Max Velocity by Leslie Claire Walker is about a woman who is breeding. This is no ordinary unwanted pregnancy, in this future, bearing a child costs a woman a lot more than just her figure, her time or her career. The bad guys are seriously screwed, the good guys aren't really good and there is no escaping nature (or a random mutation, whatever). A great way to remember to use birth control and one of the few horror stories that actually scared me.

All in all, I'm amazed at the quality of this first half of GUD#1. Most were impressive stories and there were no stinkers which is more than can be said for some top SF mags. My favorites were Arrow, Aliens and Max Velocity.

domingo, 5 de agosto de 2007

Apex #10--a semi review

It's clear that Apex has been getting better issue by issue, so it stands to reason that Apex #10 is the best one yet.

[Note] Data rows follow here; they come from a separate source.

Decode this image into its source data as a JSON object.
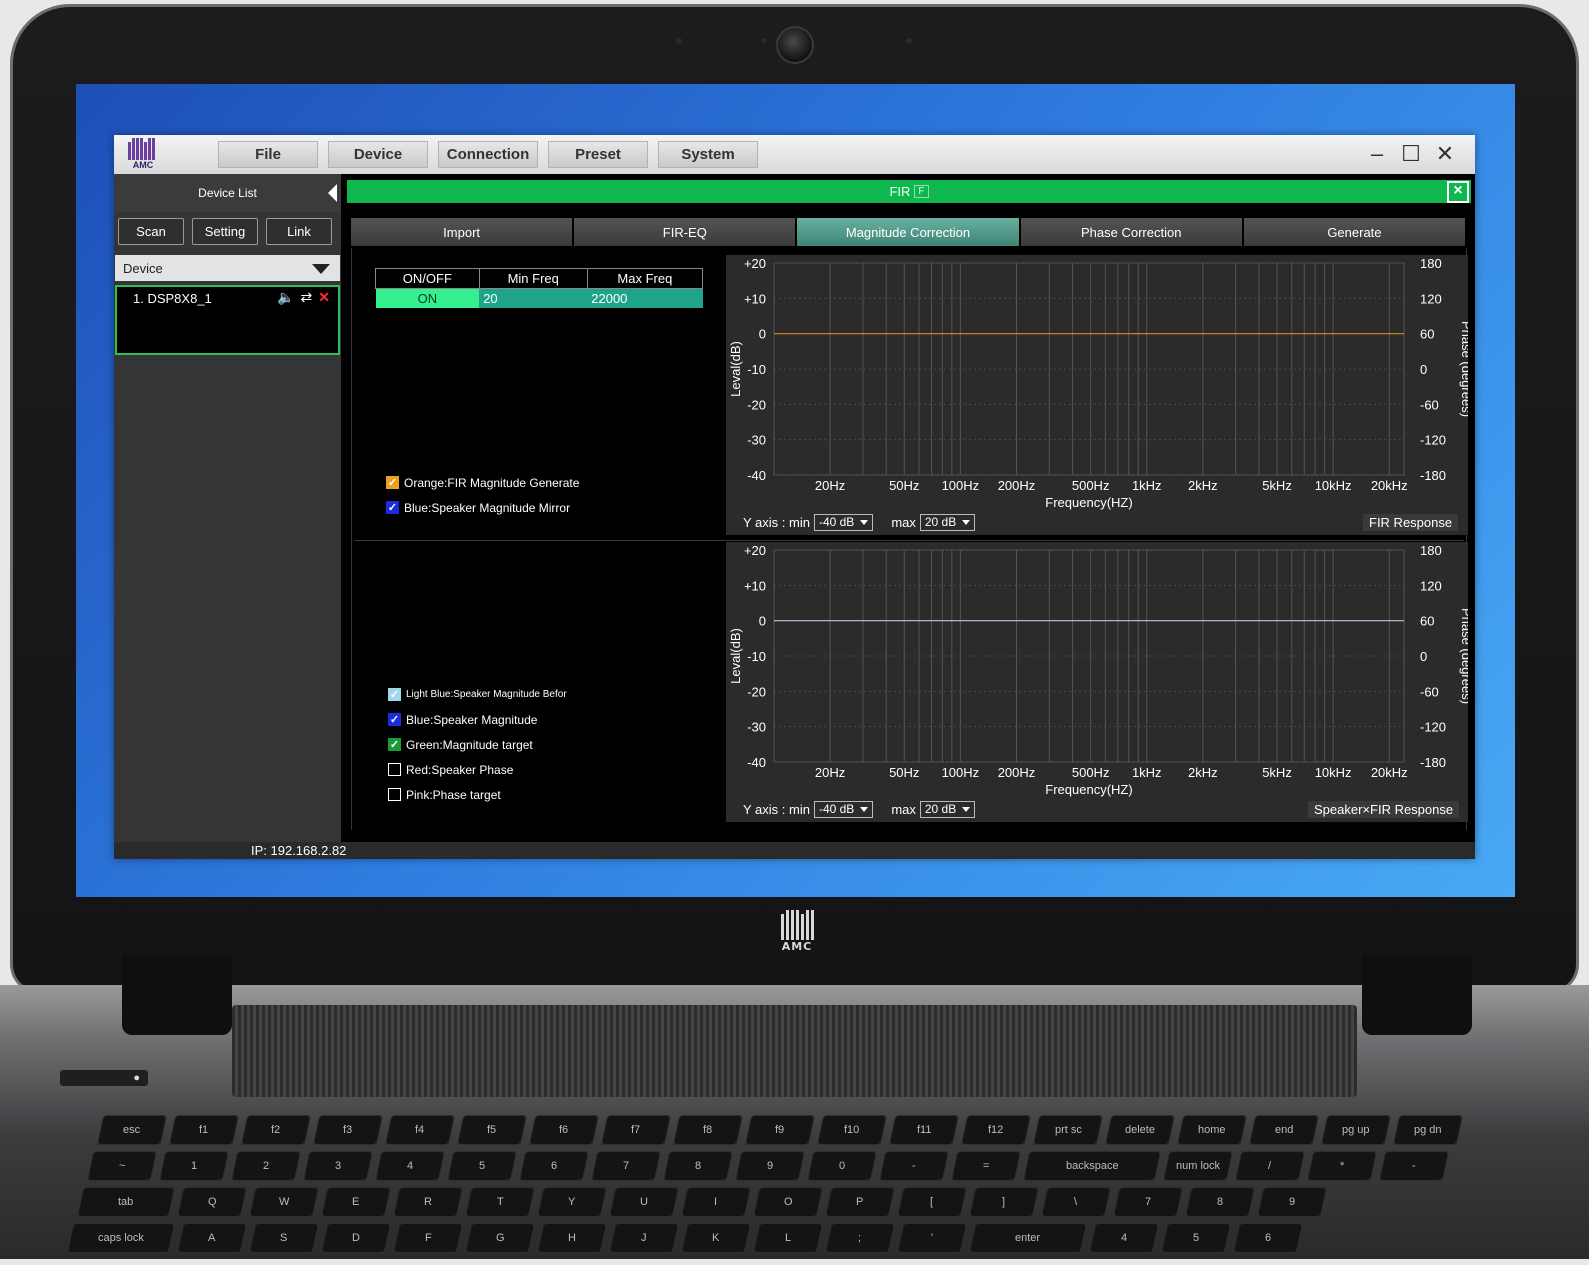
{
  "app": {
    "logo_text": "AMC",
    "menu": [
      "File",
      "Device",
      "Connection",
      "Preset",
      "System"
    ]
  },
  "sidebar": {
    "title": "Device List",
    "buttons": [
      "Scan",
      "Setting",
      "Link"
    ],
    "device_select": "Device",
    "device_name": "1. DSP8X8_1",
    "ip": "IP: 192.168.2.82"
  },
  "fir": {
    "title": "FIR",
    "badge": "F",
    "tabs": [
      "Import",
      "FIR-EQ",
      "Magnitude Correction",
      "Phase Correction",
      "Generate"
    ],
    "active_tab": "Magnitude Correction",
    "table": {
      "headers": [
        "ON/OFF",
        "Min Freq",
        "Max Freq"
      ],
      "row": [
        "ON",
        "20",
        "22000"
      ]
    },
    "legend_top": [
      {
        "label": "Orange:FIR Magnitude Generate",
        "checked": true,
        "color": "#f0a020"
      },
      {
        "label": "Blue:Speaker Magnitude Mirror",
        "checked": true,
        "color": "#1a2be0"
      }
    ],
    "legend_bottom": [
      {
        "label": "Light Blue:Speaker Magnitude Befor",
        "checked": true,
        "color": "#9fd8ee"
      },
      {
        "label": "Blue:Speaker Magnitude",
        "checked": true,
        "color": "#1a2be0"
      },
      {
        "label": "Green:Magnitude target",
        "checked": true,
        "color": "#1c9a3a"
      },
      {
        "label": "Red:Speaker Phase",
        "checked": false,
        "color": "#000000"
      },
      {
        "label": "Pink:Phase target",
        "checked": false,
        "color": "#000000"
      }
    ],
    "y_axis": {
      "label": "Y axis : min",
      "min": "-40 dB",
      "max_label": "max",
      "max": "20 dB"
    },
    "top_response": "FIR Response",
    "bottom_response": "Speaker×FIR Response"
  },
  "chart_data": [
    {
      "type": "line",
      "title": "",
      "xlabel": "Frequency(HZ)",
      "ylabel": "Leval(dB)",
      "y2label": "Phase (degrees)",
      "x_ticks": [
        "20Hz",
        "50Hz",
        "100Hz",
        "200Hz",
        "500Hz",
        "1kHz",
        "2kHz",
        "5kHz",
        "10kHz",
        "20kHz"
      ],
      "x_tick_values": [
        20,
        50,
        100,
        200,
        500,
        1000,
        2000,
        5000,
        10000,
        20000
      ],
      "y_ticks": [
        "+20",
        "+10",
        "0",
        "-10",
        "-20",
        "-30",
        "-40"
      ],
      "y2_ticks": [
        "180",
        "120",
        "60",
        "0",
        "-60",
        "-120",
        "-180"
      ],
      "ylim": [
        -40,
        20
      ],
      "xlim": [
        10,
        24000
      ],
      "x_scale": "log",
      "series": [
        {
          "color": "#d98a1c",
          "x": [
            10,
            24000
          ],
          "y": [
            0,
            0
          ]
        }
      ]
    },
    {
      "type": "line",
      "title": "",
      "xlabel": "Frequency(HZ)",
      "ylabel": "Leval(dB)",
      "y2label": "Phase (degrees)",
      "x_ticks": [
        "20Hz",
        "50Hz",
        "100Hz",
        "200Hz",
        "500Hz",
        "1kHz",
        "2kHz",
        "5kHz",
        "10kHz",
        "20kHz"
      ],
      "x_tick_values": [
        20,
        50,
        100,
        200,
        500,
        1000,
        2000,
        5000,
        10000,
        20000
      ],
      "y_ticks": [
        "+20",
        "+10",
        "0",
        "-10",
        "-20",
        "-30",
        "-40"
      ],
      "y2_ticks": [
        "180",
        "120",
        "60",
        "0",
        "-60",
        "-120",
        "-180"
      ],
      "ylim": [
        -40,
        20
      ],
      "xlim": [
        10,
        24000
      ],
      "x_scale": "log",
      "series": [
        {
          "color": "#b8c8e0",
          "x": [
            10,
            24000
          ],
          "y": [
            0,
            0
          ]
        }
      ]
    }
  ]
}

And I used to think horror wasn't really my thing...

Cherie Priest's Bad Sushi is a pretty straight-forward horror piece in which sushi turns sour. The interesting protagonist (old Japanese ex- WWII combatant living in the USA) keeps the story rolling and me off sushi for about a week.

The second story, Daydreams, by Lavie Tidhar is good even by Tidhar standards. Set in the universe of Gunslinger of Chelem (a previous Apex story), it depicts a world in which dreams come real and super-detectives in the REM unit of the police force go into the field (not) counting sheep and clutching their teddy-bears.
The action is gripping (and freaking weird) and the conclusion, like most of Tidhar's stuff, is inconclusive but strangely satisfying.

What is it about this guy that reminds me of Frank Herbert? You read his stories and "get" only 10% of the plot, all the while wishing that you were more intelligent because that glimpse tells you the other 90% must be awesome. I wonder if it's not all a facade, make-believe that there's stuff hidden between the lines when there isn't. Either way, the technique works. It makes me feel like I've been transported into a future that I, poor twenty-first century mortal that I am, cannot begin to comprehend. This isn't the first (or fourth) Tidhar story I've read, but I'm sure going to keep on the lookout for more of his work.

What if ghosts didn't turn up to identify their killer? Memories of the Knacker's Yard, by Ian Creasey, explores this possibility. In a world where murder investigations should be easy-peasy, Malcolm Chenier finds himself pursuing the slasher, a killer whose motive are souls.

The world-building in this piece is gorgeous and the well-paced plot leads to a psychologically acute end.

In Pigs and Feaches by Patrice E. Sarath. A virus called super-A (super-Alzheimers) spreads through brains and leaves them plaque-ridden and mushy. Is there something left underneath dementia?

Part 2 of Cain XP11 by Geoffrey Girard. I'll leave this until I have read the whole story.

Monument, by Nancy Fulda is this issue's Parting Shot. Loss, regret, misunderstanding and the good writing you'd expect from Nancy Fulda.

viernes, 3 de agosto de 2007

Sale to Apex!

Apex Digest has agreed to publish "Dear Diary" for the Apex parting shot. "Dear Diary" belongs to a series of short shorts that are going up at the Daily Cabal.

I'm real proud of my little story. I'm very fond of Apex and I've been trying to get in for a while.

The only bummer is that I was planning on posting a review of Apex 10 this week and this sort of screws with that. But, what the hell, everyone knew I was partial to Apex anyway (why else would I try to be published there?), so I'll simply do my best to give a straight review and hope that the three people who bother to read this blog don't mind.